“We also use our reserves for funding mental health services,” Regehr said. “And so we have set aside $40 million in one-time-only funding to redesign the mental health facilities across our three campuses.”
The PBC voted to recommend the 2020–2021 Budget Report and the 2024–2025 Long Range Budget for approval. The Long Range Budget proposes budgetary guidelines for five-year intervals.
U of T surpasses 2019–2020 enrollment targets, sees increased international student enrollment
UTSG and UTM exceeded their projected enrollment targets for 2019–2020, while UTSC fell short of their target.
Around 25 per cent of undergraduate and graduate students in 2019–2020 were from countries outside of Canada. Of those, 65 per cent of undergraduate students and 39 per cent of graduate students were from China. Following China, the top countries for both undergraduate and graduate intakes include India, the United States, South Korea, and Iran. At U of T, international student tuition is set to see a 5.3 per cent increase in 2020–2021.

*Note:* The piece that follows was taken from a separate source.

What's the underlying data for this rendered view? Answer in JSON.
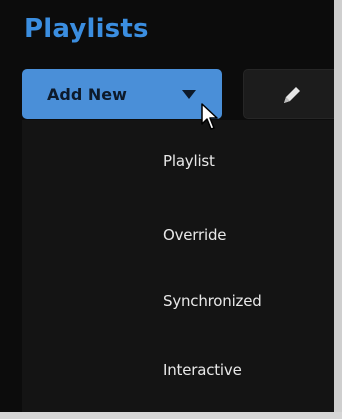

Enrollment is expected to grow at all three campuses by 2024–2025, with UTSC anticipating the largest increase at 11.6 per cent. As a result, capital construction projects are expected to make up a sizable portion of the operating budget to house more student services and facilities, for instance. The estimated cost for these projects is $3.9 billion over the next five years.
The next PBC meeting is on April 1, 2020.
— With files from Nicole Shi